According to Hugh Pill, chief economist at the Bank of England, inflation could climb to 5 percent by the start of next year.
Whether the central bank will raise its key interest rate to quell the pace of price hikes in its November 4 meeting was a “live” issue, Mr. Pill said. Said financial Times in an interview. The report said he would not specify how he wanted to vote.
Rising prices ranging from energy to shipping costs have put pressure on consumers and businesses alike as the global economy faces supply chain disruptions. The latest official data released on Wednesday showed the consumer price index rose 3.1 percent in the 12 months to September – just a little less than 3.2 percent for the year from August.
Recent survey data and official figures have suggested that the recovery in the UK economy has lost some momentum from the pandemic. Higher interest rates increase the cost of borrowing and therefore can sometimes reduce growth. So with increasing interest rates there is a difficult balance to strike between controlling inflation and supporting economic expansion.
“I wouldn’t be surprised … if we see the inflation print near or above 5 percent” [in the months ahead]This, Mr Pill said, was a “very uncomfortable” situation for the bank, which was given a mandate to try to keep inflation at 2 per cent.
The economist said: “We have entered a different phase. because there are risks on both sides [from inflationary pressures being too high, or too low], it is less clear what the direction of monetary policy will be at any point in time and this I think is going to lead to more controversy and greater potential for disagreement. [Monetary Policy Committee]”
The interview comes after the market bets on a November rate hike following reports on comments made last weekend by Bank of England Governor Andrew Bailey. Mr Bailey said policymakers will “have to act” to cope with high inflation, but also noted a number of factors that will weigh on decision-making, including how long inflationary pressures persist.
Meanwhile, the think tank Institute for Fiscal Studies has suggested there should be a calmer response to rate hikes next year.
“No one should get too excited over reports that the Bank of England may raise interest rates next year. Any increase would be too small relative to the rate declines over the past 20 years,” said David Sturrock, senior research economist at IFS he said.
“The home ownership rate among young adults that has halved over the past 25 years is not likely to pick up any time soon.
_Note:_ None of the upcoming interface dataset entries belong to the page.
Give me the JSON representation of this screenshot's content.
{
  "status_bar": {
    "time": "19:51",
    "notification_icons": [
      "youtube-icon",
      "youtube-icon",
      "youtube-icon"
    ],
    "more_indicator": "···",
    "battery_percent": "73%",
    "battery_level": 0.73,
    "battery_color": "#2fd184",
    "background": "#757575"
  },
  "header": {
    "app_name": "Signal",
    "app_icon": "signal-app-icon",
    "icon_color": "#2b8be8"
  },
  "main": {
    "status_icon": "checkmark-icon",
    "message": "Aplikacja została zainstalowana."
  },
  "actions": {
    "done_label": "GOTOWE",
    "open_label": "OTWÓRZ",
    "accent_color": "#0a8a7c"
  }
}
Younger generations rely on parental support to climb the housing ladder and accumulate wealth. will depend,” he said.
Credit: www.independent.co.uk /